Another grant is investigating the genetic makeup of several penicillin-resistant strains of
that have spread around the world, to find out how similar they are to
strains that are vulnerable to vaccines.
While waiting to receive their patients’ test results, healthcare providers often prescribe broad-spectrum antimicrobials or antibiotics to which the infection is resistant when more specific treatments might be more effective. This practice is a factor in the emergence of antimicrobial resistance. To improve treatment and reduce resistance, NIH ARRA funds support the development of improved diagnostic tools.
One study aims to develop a fast and reliable diagnostic test for Methicillin-resistant
(MRSA), one of the most common hospital-acquired infections.
Another project is investigating a novel technique for rapid detection of bacteria’s susceptibility to antibiotics, so that doctors can prescribe effective medications.
The rapid evolution of antimicrobial resistance necessitates the discovery of new drugs, as well as strategies to preserve the effectiveness of existing drugs. ARRA funded awards are supporting research to develop new therapeutics and to improve our understanding of microbes’ interactions with drugs.
Several studies aim to combat MRSA, one through the discovery of new classes of antimicrobial compounds,
and another through investigation of a promising anti-MRSA substance.
Echinocandins are antifungal drugs that inhibit cell wall synthesis. One study will investigate mutations that lead some fungal species to develop resistance to these drugs.
Another project seeks to understand how the fungus
develops resistance to a class of antifungal drugs called azoles.
Another study will determine how genetic changes in
fungus lead to drug resistance, laying the foundation for discovery of new antifungal drugs.
One grant proposes a comprehensive framework for studying the genetic basis of resistance across diverse drug classes, a study which may lead to new methods for combating resistance.
One project will investigate bacterial enzymes that destroy certain antibiotics and may lead to new directions in future antibiotic design.
-- Antibiotic Pressure and Selection of TCA Cycle Mutants in
-- Fey, Paul D (NE)
-- Genetic Determinants of Antimicrobial Peptide Resistance in Gram-negative Bacteria -- Lee, Hyunwoo (IL)
-- Harvard-wide Program on Antibiotic Resistance -- Gilmore, Michael S (MA)
-- Mechanisms of Resistance in Gram-Negative Bacteria -- Sousa, Marcelo Carlos (CO)
-- Epidemiology of Community-Associated, ESBL-Producing
-- Doi, Yohei (PA)
-- National Surveillance of Emerging MDR in Pediatric
Infections -- Zerr, Danielle M (WA)
-- Impact of Antibiotics and Vaccines on the in vivo Evolution of
-- Ehrlich, Garth D (PA)
-- Rapid Novel Molecular Detection of Methicillin-Resistant
-- Usacheva, Elena Anatolievna (IL)
-- Novel Methodology for Rapid Antibiotic Susceptibility Testing in
-- Sauer-Budge, Alexis F (MA)

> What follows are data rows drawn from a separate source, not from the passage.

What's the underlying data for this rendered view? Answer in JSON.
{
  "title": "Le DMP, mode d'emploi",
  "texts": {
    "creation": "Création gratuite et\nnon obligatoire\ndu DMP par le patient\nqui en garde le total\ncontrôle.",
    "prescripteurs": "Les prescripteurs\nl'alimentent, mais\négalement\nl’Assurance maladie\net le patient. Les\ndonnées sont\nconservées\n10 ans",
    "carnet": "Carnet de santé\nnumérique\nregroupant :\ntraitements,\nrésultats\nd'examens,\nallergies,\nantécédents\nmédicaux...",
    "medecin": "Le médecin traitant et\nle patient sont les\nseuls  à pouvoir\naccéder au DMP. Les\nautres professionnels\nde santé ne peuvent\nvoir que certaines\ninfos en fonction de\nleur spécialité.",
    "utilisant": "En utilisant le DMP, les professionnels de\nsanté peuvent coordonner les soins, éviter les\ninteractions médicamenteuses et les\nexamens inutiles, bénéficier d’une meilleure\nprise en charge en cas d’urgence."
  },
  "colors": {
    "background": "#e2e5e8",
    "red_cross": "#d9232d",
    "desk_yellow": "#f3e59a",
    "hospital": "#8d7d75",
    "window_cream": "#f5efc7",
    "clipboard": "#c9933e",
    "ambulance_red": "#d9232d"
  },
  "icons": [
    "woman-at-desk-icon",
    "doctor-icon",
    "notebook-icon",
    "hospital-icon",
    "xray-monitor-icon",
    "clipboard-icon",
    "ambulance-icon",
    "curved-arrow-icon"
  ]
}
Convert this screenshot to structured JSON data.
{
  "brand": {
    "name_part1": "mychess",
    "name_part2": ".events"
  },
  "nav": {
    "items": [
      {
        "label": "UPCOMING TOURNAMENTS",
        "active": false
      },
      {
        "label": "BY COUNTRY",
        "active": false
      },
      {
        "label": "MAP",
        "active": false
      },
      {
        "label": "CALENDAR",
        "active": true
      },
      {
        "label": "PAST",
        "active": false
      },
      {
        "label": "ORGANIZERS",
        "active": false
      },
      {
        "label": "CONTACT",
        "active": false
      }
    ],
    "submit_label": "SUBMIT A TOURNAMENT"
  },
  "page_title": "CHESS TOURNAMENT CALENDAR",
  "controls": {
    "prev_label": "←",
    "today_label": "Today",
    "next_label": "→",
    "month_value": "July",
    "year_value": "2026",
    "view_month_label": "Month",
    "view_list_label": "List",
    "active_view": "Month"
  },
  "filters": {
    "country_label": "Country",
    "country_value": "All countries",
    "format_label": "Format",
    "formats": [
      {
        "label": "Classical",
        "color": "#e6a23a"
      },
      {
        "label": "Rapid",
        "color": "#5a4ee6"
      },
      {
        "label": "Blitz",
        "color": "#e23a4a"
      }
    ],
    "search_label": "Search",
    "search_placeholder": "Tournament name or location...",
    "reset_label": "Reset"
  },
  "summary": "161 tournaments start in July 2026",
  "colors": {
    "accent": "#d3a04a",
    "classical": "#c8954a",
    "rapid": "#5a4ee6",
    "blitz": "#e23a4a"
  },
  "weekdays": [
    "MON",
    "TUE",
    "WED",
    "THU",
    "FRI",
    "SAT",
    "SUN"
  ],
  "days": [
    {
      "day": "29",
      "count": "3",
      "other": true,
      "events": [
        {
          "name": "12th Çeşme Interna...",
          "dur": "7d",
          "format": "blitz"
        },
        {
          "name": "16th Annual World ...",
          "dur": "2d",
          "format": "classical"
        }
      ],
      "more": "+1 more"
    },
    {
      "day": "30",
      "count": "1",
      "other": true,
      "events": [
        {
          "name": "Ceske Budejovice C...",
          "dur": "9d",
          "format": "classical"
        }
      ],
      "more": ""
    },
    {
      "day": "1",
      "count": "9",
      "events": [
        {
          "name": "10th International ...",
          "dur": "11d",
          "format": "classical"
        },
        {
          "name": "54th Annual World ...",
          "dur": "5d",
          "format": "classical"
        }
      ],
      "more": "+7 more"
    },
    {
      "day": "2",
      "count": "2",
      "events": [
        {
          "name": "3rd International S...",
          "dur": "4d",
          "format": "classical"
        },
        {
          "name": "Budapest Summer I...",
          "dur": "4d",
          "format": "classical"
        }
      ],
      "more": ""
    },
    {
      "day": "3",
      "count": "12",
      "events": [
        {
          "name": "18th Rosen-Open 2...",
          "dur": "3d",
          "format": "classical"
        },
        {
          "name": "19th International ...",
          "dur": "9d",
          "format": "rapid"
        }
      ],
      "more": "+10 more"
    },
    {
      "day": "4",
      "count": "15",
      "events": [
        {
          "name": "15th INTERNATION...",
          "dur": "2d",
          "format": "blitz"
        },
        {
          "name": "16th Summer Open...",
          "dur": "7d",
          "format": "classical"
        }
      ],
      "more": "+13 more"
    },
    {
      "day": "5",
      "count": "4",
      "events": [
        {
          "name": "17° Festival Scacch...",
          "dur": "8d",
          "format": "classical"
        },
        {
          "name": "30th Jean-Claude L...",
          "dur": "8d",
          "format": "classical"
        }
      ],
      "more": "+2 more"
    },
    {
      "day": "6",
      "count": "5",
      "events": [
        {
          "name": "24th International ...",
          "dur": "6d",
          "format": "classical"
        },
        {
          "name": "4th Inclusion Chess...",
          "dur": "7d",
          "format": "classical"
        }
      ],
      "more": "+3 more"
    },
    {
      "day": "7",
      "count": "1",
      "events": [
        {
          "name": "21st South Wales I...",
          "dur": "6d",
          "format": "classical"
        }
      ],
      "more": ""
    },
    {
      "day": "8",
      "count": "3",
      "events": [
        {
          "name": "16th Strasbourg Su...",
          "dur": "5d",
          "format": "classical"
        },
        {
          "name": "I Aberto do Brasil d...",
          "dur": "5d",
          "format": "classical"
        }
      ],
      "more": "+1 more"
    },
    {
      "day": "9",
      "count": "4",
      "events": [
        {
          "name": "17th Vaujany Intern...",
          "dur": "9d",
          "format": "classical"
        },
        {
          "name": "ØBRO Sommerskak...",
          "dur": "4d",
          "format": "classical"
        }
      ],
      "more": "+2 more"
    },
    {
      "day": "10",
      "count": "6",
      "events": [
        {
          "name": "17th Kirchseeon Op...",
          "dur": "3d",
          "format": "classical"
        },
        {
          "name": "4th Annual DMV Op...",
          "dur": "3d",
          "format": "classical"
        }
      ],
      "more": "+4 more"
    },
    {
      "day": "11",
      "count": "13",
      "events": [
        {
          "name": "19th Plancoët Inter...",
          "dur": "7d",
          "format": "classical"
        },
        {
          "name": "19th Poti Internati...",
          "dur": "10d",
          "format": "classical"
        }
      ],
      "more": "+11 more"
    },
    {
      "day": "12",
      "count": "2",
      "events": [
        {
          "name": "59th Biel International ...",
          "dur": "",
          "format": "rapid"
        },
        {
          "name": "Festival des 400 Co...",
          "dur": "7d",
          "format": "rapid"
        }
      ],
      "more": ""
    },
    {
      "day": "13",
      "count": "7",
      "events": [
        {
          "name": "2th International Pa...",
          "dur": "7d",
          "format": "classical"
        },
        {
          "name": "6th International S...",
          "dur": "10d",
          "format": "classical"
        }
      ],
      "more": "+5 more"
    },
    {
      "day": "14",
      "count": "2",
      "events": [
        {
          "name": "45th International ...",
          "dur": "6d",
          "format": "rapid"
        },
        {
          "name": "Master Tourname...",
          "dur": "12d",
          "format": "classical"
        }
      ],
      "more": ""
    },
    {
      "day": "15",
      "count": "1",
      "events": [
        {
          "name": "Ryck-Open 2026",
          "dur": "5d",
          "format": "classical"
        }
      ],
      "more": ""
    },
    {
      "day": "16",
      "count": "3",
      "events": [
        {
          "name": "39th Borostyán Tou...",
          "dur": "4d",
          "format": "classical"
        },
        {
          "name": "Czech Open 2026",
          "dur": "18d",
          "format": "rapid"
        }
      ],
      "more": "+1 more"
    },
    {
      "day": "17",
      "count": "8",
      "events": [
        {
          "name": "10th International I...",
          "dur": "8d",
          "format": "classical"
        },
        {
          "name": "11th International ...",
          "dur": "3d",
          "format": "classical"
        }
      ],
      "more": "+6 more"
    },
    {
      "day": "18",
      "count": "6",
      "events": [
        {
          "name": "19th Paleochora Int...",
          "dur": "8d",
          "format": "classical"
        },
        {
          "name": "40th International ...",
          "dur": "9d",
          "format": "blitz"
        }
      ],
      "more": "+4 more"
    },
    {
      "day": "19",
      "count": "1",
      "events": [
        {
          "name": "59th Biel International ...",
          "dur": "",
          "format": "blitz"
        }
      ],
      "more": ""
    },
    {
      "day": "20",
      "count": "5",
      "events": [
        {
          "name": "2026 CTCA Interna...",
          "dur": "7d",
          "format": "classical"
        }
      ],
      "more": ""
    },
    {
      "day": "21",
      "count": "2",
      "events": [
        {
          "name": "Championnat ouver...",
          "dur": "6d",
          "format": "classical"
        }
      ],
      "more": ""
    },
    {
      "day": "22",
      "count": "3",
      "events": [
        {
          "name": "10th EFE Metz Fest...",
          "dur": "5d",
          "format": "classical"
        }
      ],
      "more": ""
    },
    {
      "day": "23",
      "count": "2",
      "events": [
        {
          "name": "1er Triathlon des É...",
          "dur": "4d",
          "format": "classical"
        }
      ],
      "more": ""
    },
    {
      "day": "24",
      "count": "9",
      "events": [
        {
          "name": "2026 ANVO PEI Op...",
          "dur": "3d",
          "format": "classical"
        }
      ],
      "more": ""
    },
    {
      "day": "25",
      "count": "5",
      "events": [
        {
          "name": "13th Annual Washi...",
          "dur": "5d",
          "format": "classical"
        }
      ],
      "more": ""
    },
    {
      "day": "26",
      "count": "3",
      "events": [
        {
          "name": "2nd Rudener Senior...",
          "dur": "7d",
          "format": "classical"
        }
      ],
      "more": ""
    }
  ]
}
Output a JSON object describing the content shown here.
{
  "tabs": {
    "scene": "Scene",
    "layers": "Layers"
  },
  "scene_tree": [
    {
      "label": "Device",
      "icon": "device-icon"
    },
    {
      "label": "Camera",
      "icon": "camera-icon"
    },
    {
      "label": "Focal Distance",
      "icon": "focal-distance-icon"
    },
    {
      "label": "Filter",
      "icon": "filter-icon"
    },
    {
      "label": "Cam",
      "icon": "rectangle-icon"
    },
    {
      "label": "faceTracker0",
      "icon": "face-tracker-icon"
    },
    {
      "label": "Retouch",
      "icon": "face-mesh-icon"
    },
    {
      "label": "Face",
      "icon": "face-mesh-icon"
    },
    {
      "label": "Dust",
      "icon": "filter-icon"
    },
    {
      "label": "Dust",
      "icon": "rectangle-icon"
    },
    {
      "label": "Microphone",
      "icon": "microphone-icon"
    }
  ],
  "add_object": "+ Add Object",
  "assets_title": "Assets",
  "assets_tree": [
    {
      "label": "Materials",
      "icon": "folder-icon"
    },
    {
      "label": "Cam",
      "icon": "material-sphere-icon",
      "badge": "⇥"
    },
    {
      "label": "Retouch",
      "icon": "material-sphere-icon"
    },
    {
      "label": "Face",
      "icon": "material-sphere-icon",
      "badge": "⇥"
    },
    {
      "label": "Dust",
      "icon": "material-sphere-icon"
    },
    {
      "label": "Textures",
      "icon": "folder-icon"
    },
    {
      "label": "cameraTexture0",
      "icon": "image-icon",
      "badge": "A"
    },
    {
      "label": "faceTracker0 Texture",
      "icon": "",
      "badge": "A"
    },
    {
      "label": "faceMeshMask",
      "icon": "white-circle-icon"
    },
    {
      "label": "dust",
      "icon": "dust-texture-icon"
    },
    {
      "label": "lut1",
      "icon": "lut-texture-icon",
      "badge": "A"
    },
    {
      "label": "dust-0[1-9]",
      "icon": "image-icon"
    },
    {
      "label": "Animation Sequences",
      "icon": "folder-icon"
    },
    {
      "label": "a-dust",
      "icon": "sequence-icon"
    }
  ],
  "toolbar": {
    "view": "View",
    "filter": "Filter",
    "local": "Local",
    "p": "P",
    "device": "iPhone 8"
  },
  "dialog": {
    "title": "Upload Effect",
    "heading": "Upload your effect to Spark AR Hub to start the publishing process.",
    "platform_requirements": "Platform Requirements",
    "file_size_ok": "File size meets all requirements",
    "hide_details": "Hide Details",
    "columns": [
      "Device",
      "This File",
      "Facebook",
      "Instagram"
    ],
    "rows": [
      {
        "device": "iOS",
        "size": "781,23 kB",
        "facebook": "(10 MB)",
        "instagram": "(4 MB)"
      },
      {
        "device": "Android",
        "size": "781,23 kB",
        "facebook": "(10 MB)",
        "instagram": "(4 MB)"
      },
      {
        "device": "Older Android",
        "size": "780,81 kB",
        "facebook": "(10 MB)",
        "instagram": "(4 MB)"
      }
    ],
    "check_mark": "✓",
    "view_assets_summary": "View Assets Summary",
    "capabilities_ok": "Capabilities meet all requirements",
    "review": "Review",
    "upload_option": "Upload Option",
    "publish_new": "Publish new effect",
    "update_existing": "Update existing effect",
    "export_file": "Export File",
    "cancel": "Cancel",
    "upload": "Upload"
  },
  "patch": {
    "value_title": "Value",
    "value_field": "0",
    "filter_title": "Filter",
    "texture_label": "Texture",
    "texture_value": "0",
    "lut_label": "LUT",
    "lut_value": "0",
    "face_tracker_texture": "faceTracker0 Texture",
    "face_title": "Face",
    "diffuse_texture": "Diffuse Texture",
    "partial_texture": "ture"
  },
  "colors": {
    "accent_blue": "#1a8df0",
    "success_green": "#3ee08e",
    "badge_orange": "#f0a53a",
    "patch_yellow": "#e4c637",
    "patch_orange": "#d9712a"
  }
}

-- Discovery of Small Molecules that Restore Methicillin Sensitivity to MRSA -- O’Neill, Jennifer Campbell (MA)
-- MRSA activity of a
natural isolate -- Nakano, Michiko M (OR)
-- Mutational Analysis of Fks1: Intrinsic Echinocandin Resistance -- Edlind, Thomas D (PA)
-- Novel Azole Resistance Mechanisms in
-- Rogers, P. David (TN)
-- Echinocandin Resistance in
-- May, Gregory S (TX)
-- Comprehensive genetic characterization of antibiotic resistance -- Tavazoie, Saeed F (NJ)
-- Beta-Lactamases and DD-Peptidases: Active Site Chemistry -- Pratt, Rex F (CT)
Page Last Updated on June 30, 2018
Turning Discovery Into Health